YOUR GOAL –
Among the entries, find the lines with the string "title" and report them.

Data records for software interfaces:
↓

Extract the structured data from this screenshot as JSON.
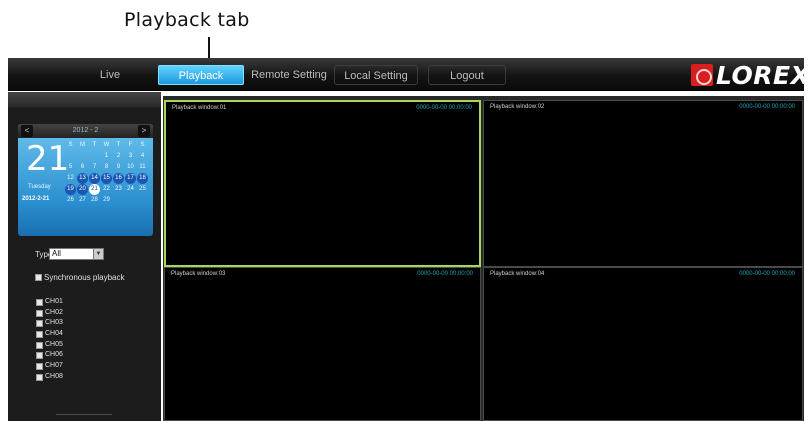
{
  "annotation": {
    "callout": "Playback tab"
  },
  "nav": {
    "tabs": [
      {
        "label": "Live"
      },
      {
        "label": "Playback"
      },
      {
        "label": "Remote Setting"
      },
      {
        "label": "Local Setting"
      },
      {
        "label": "Logout"
      }
    ],
    "active_tab": "Playback",
    "logo": "LOREX",
    "logo_mark": "®"
  },
  "calendar": {
    "month_label": "2012 - 2",
    "prev": "<",
    "next": ">",
    "big_day": "21",
    "weekday": "Tuesday",
    "date": "2012-2-21",
    "weekday_headers": [
      "S",
      "M",
      "T",
      "W",
      "T",
      "F",
      "S"
    ],
    "days": [
      "",
      "",
      "",
      "1",
      "2",
      "3",
      "4",
      "5",
      "6",
      "7",
      "8",
      "9",
      "10",
      "11",
      "12",
      "13",
      "14",
      "15",
      "16",
      "17",
      "18",
      "19",
      "20",
      "21",
      "22",
      "23",
      "24",
      "25",
      "26",
      "27",
      "28",
      "29",
      "",
      "",
      ""
    ]
  },
  "filters": {
    "type_label": "Type",
    "type_value": "All",
    "sync_label": "Synchronous playback",
    "channels": [
      "CH01",
      "CH02",
      "CH03",
      "CH04",
      "CH05",
      "CH06",
      "CH07",
      "CH08"
    ]
  },
  "windows": [
    {
      "title": "Playback window:01",
      "time": "0000-00-00 00:00:00"
    },
    {
      "title": "Playback window:02",
      "time": "0000-00-00 00:00:00"
    },
    {
      "title": "Playback window:03",
      "time": "0000-00-00 00:00:00"
    },
    {
      "title": "Playback window:04",
      "time": "0000-00-00 00:00:00"
    }
  ],
  "colors": {
    "active_tab": "#1e98dd",
    "selected_window_border": "#a4d65e",
    "timestamp": "#18a9b8",
    "logo_red": "#d81e1e"
  }
}
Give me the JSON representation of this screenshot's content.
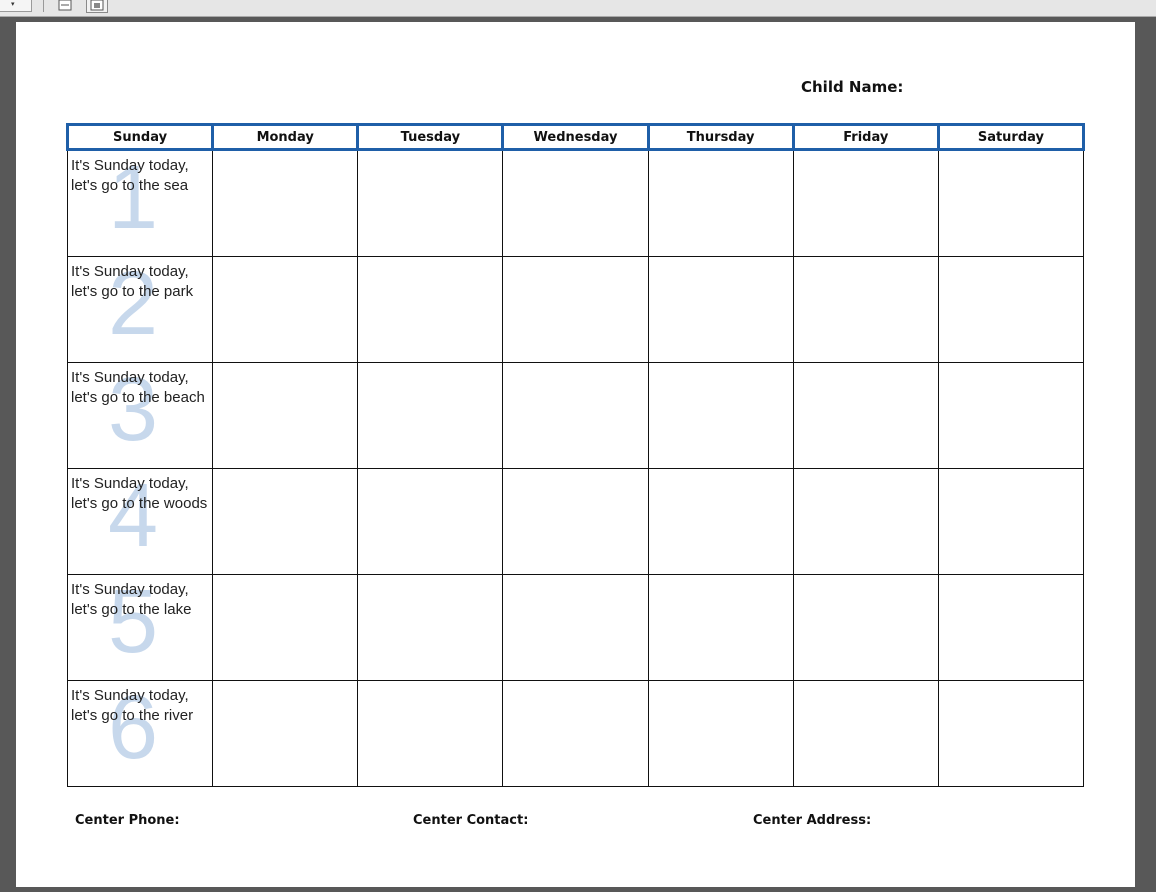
{
  "toolbar": {
    "dropdown_arrow": "▾",
    "icons": [
      "page-fit-icon",
      "fit-width-icon"
    ]
  },
  "form": {
    "child_name_label": "Child Name:",
    "days": [
      "Sunday",
      "Monday",
      "Tuesday",
      "Wednesday",
      "Thursday",
      "Friday",
      "Saturday"
    ],
    "weeks": [
      {
        "number": "1",
        "sunday_text": "It's Sunday today, let's go to the sea"
      },
      {
        "number": "2",
        "sunday_text": "It's Sunday today, let's go to the park"
      },
      {
        "number": "3",
        "sunday_text": "It's Sunday today, let's go to the beach"
      },
      {
        "number": "4",
        "sunday_text": "It's Sunday today, let's go to the woods"
      },
      {
        "number": "5",
        "sunday_text": "It's Sunday today, let's go to the lake"
      },
      {
        "number": "6",
        "sunday_text": "It's Sunday today, let's go to the river"
      }
    ],
    "footer": {
      "phone_label": "Center Phone:",
      "contact_label": "Center Contact:",
      "address_label": "Center Address:"
    }
  },
  "colors": {
    "header_border": "#1f5fa8",
    "watermark_number": "#c7d8ec",
    "viewer_background": "#585858"
  }
}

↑

ANSWER SPACE –
      "title": "Playback window:01",
      "title": "Playback window:02",
      "title": "Playback window:03",
      "title": "Playback window:04",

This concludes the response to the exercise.